Republicans are attacking President Barack Obama this week for a few lines out of his speech in Roanoke on Friday.
Here’s a clip of the speech snippet from GOPRapidResponse, followed by comments from Republican challenger Mitt Romney.
Via his campaign, here’s what Romney had to say about that:
“The idea to say that Steve Jobs didn’t build Apple, that Henry Ford didn’t build Ford Motor, that Papa John didn’t build Papa John Pizza, that Ray Kroc didn’t build McDonald’s, that Bill Gates didn’t build Microsoft, you go on the list, that Joe and his colleagues didn’t build this enterprise, to say something like that is not just foolishness, it is insulting to every entrepreneur, every innovator in America and it’s wrong. And by the way, the President’s logic doesn’t just extend to the entrepreneurs that start a barber shop or a taxi operation or an oil field service business like this and a gas service business like this, it also extends to everybody in America that wants to lift themself up a little further, that goes back to school to get a degree and see if they can get a little better job, to somebody who wants to get some new skills and get a little higher income, to somebody who have may have dropped out that decides to get back in school and go for it. People who reach to try and lift themself up. The President would say, well you didn’t do that. You couldn’t have gotten to school without the roads that government built for you. You couldn’t have gone to school without teachers. So you are not responsible for that success. President Obama attacks success and therefore under President Obama we have less success and I will change that. I’ve got to be honest, I don’t think anyone could have said what he said who had actually started a business or been in a business. And my own view is that what the President said was both startling and revealing. I find it extraordinary that a philosophy of that nature would be spoken by a President of the United States.”
But did Obama actually tell people they didn’t build their own businesses?
Technically speaking — no.
Even in the video above, it’s apparent that the president is saying that business owners didn’t build the roads and bridges that support commerce. Obama is effectively paraphrasing portions of remarks made last fall by Elizabeth Warren, a candidate for U.S. Senate in Massachusetts.
Here’s the transcript of that portion of Obama’s speech in Roanoke for the full context:
look, if you’ve been successful, you didn’t get there on your own. You didn’t get there on your own. I’m always struck by people who think, well, it must be because I was just so smart. There are a lot of smart people out there. It must be because I worked harder than everybody else. Let me tell you something — there are a whole bunch of hardworking people out there. (Applause.)
If you were successful, somebody along the line gave you some help. There was a great teacher somewhere in your life.
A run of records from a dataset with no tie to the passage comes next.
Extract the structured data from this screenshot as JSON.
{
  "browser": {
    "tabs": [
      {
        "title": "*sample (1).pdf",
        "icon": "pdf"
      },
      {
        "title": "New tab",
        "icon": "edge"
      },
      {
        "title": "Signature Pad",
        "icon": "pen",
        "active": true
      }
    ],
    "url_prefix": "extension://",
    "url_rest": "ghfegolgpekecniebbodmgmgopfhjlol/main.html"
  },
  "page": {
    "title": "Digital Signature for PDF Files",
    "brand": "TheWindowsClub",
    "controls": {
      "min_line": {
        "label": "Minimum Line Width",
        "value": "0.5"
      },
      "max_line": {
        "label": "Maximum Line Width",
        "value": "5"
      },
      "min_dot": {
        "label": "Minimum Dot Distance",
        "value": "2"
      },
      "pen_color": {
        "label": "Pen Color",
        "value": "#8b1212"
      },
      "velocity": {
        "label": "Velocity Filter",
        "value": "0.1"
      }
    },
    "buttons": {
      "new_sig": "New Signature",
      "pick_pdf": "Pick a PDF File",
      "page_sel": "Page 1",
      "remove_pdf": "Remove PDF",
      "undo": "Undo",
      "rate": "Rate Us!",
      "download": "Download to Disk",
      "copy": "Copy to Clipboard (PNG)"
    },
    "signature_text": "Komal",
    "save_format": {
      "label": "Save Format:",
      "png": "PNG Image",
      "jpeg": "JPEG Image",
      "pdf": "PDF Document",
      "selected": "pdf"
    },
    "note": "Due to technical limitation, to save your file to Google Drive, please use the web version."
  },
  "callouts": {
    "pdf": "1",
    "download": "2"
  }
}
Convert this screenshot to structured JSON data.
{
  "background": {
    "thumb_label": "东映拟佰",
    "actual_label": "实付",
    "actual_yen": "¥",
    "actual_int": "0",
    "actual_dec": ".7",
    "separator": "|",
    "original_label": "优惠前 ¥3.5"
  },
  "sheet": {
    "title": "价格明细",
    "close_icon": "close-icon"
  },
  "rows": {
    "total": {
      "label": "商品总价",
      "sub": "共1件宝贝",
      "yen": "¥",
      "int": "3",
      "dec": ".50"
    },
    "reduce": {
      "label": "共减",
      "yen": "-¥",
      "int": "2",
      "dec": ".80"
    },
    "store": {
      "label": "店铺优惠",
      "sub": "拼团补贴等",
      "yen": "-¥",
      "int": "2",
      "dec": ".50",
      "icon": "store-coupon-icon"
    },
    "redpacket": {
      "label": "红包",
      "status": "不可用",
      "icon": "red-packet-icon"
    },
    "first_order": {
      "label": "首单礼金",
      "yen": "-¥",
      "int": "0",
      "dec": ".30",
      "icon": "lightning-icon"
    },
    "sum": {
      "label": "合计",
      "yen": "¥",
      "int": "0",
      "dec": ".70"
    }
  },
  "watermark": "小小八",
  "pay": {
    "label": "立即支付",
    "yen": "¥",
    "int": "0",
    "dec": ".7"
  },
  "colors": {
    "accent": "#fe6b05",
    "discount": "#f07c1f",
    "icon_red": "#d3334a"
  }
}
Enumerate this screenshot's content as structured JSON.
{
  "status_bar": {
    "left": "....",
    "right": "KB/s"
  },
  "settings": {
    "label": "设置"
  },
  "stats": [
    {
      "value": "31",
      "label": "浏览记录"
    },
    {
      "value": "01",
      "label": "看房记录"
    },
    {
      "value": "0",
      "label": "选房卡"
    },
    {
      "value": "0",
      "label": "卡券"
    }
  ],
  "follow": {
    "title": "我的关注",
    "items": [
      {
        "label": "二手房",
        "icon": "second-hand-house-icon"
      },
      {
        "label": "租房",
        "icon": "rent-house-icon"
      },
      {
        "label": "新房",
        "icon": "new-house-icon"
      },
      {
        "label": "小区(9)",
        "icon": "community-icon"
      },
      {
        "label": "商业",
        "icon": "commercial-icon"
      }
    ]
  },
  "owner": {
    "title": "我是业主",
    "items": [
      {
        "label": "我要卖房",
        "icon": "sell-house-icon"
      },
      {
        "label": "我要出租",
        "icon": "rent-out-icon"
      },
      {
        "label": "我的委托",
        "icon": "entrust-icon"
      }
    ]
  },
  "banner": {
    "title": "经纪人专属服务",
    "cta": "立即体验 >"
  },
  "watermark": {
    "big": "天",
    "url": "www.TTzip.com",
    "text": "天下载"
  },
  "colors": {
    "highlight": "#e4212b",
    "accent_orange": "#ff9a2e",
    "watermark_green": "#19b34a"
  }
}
Somebody helped to create this unbelievable American system that we have that allowed you to thrive. Somebody invested in roads and bridges. If you’ve got a business — you didn’t build that. Somebody else made that happen. The Internet didn’t get invented on its own. Government research created the Internet so that all the companies could make money off the Internet.
The point is, is that when we succeed, we succeed because of our individual initiative, but also because we do things together. There are some things, just like fighting fires, we don’t do on our own. I mean, imagine if everybody had their own fire service. That would be a hard way to organize fighting fires.
So we say to ourselves, ever since the founding of this country, you know what, there are some things we do better together. That’s how we funded the GI Bill. That’s how we created the middle class. That’s how we built the Golden Gate Bridge or the Hoover Dam. That’s how we invented the Internet. That’s how we sent a man to the moon. We rise or fall together as one nation and as one people, and that’s the reason I’m running for President — because I still believe in that idea. You’re not on your own, we’re in this together.
To be fair, Obama’s not the only one being taken out of context. Earlier this year you may have heard about Romney’s comment that “I’m not concerned about the very poor.” That too was a soundbite taken out of context from his greater remarks.
If you hear Obama or Romney quoted in a short snippet saying something outrageous, it’s a good idea to go try to find the transcript when possible. They very well may have said something outrageous — and I’m sure there are readers here outraged even by the full context of Obama’s remarks — but reading the framing material may help provide a fuller picture.
After the jump, you can find video of C-SPAN’s footage of the president’s Roanoke appearance, as well as Romney’s remarks.
– Mason Adams